─── Task input
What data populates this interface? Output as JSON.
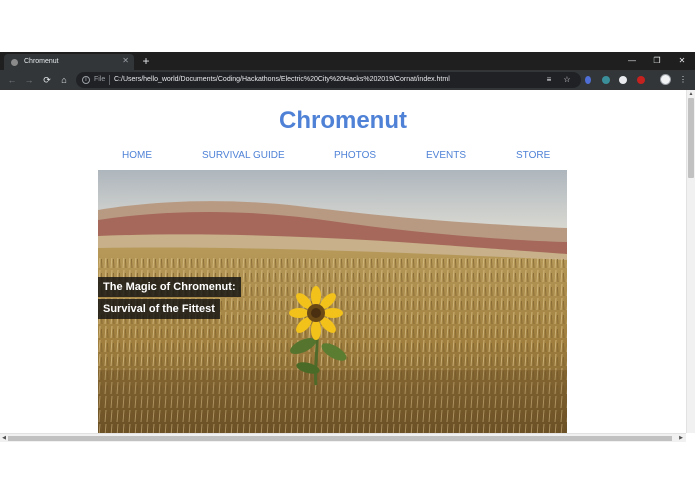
{
  "browser": {
    "tab_title": "Chromenut",
    "tab_close": "✕",
    "new_tab": "+",
    "scheme_label": "File",
    "url": "C:/Users/hello_world/Documents/Coding/Hackathons/Electric%20City%20Hacks%202019/Cornat/index.html",
    "window_controls": {
      "minimize": "—",
      "restore": "❐",
      "close": "✕"
    },
    "nav": {
      "back": "←",
      "forward": "→",
      "reload": "⟳",
      "home": "⌂"
    },
    "toolbar_icons": {
      "reading_list": "≡",
      "bookmark": "☆",
      "menu": "⋮"
    },
    "accent_colors": {
      "brand_blue": "#4f82d6",
      "chrome_dark": "#323639"
    }
  },
  "page": {
    "site_title": "Chromenut",
    "nav_items": [
      "HOME",
      "SURVIVAL GUIDE",
      "PHOTOS",
      "EVENTS",
      "STORE"
    ],
    "hero": {
      "caption_line1": "The Magic of Chromenut:",
      "caption_line2": "Survival of the Fittest"
    }
  }
}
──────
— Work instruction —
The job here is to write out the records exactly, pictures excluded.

— Output for this exercise —
What data populates this interface? Output as JSON.
{
  "browser": {
    "tab_title": "Chromenut",
    "tab_close": "✕",
    "new_tab": "+",
    "scheme_label": "File",
    "url": "C:/Users/hello_world/Documents/Coding/Hackathons/Electric%20City%20Hacks%202019/Cornat/index.html",
    "window_controls": {
      "minimize": "—",
      "restore": "❐",
      "close": "✕"
    },
    "nav": {
      "back": "←",
      "forward": "→",
      "reload": "⟳",
      "home": "⌂"
    },
    "toolbar_icons": {
      "reading_list": "≡",
      "bookmark": "☆",
      "menu": "⋮"
    },
    "accent_colors": {
      "brand_blue": "#4f82d6",
      "chrome_dark": "#323639"
    }
  },
  "page": {
    "site_title": "Chromenut",
    "nav_items": [
      "HOME",
      "SURVIVAL GUIDE",
      "PHOTOS",
      "EVENTS",
      "STORE"
    ],
    "hero": {
      "caption_line1": "The Magic of Chromenut:",
      "caption_line2": "Survival of the Fittest"
    }
  }
}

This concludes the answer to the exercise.